**Assigned task**: Your output must consist of the records printed verbatim, with the pictures excluded.

[Entries shown]

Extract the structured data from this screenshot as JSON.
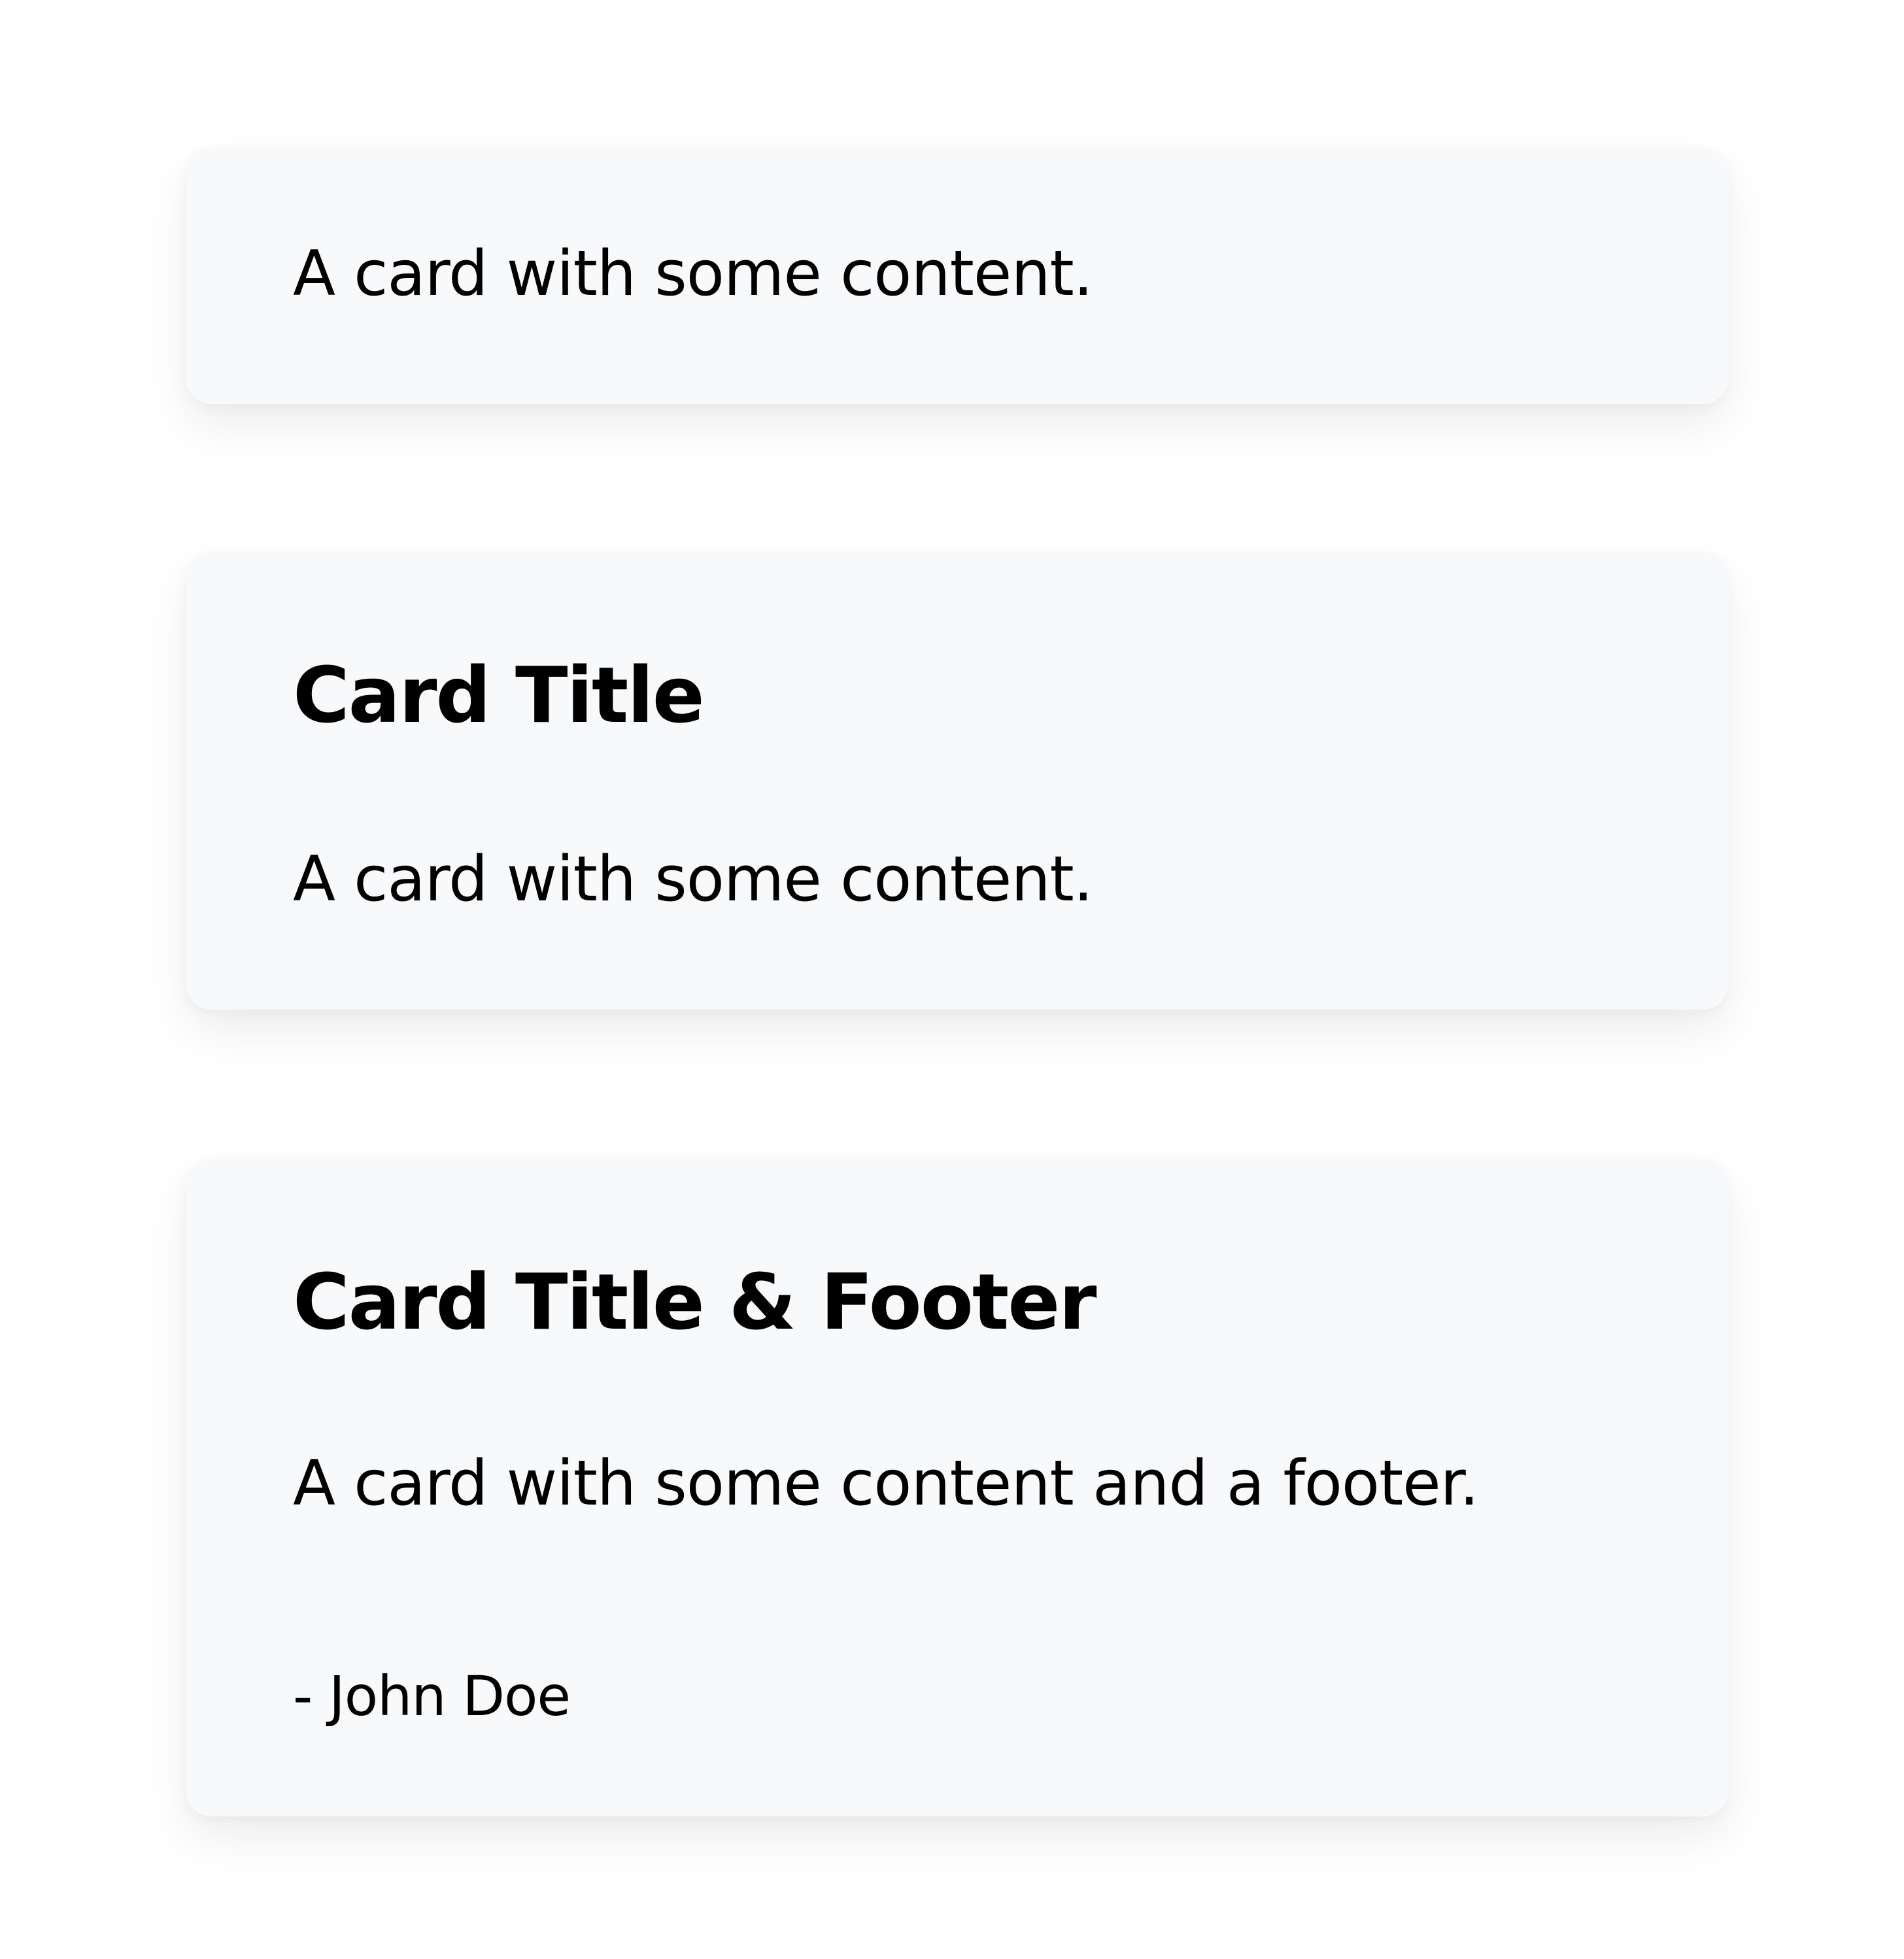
{
  "cards": [
    {
      "content": "A card with some content."
    },
    {
      "title": "Card Title",
      "content": "A card with some content."
    },
    {
      "title": "Card Title & Footer",
      "content": "A card with some content and a footer.",
      "footer": "- John Doe"
    }
  ],
  "colors": {
    "page_background": "#ffffff",
    "card_background": "#f8f9fb",
    "text": "#000000"
  }
}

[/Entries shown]

**Completed task**:
Extract the structured data from this screenshot as JSON.
{
  "cards": [
    {
      "content": "A card with some content."
    },
    {
      "title": "Card Title",
      "content": "A card with some content."
    },
    {
      "title": "Card Title & Footer",
      "content": "A card with some content and a footer.",
      "footer": "- John Doe"
    }
  ],
  "colors": {
    "page_background": "#ffffff",
    "card_background": "#f8f9fb",
    "text": "#000000"
  }
}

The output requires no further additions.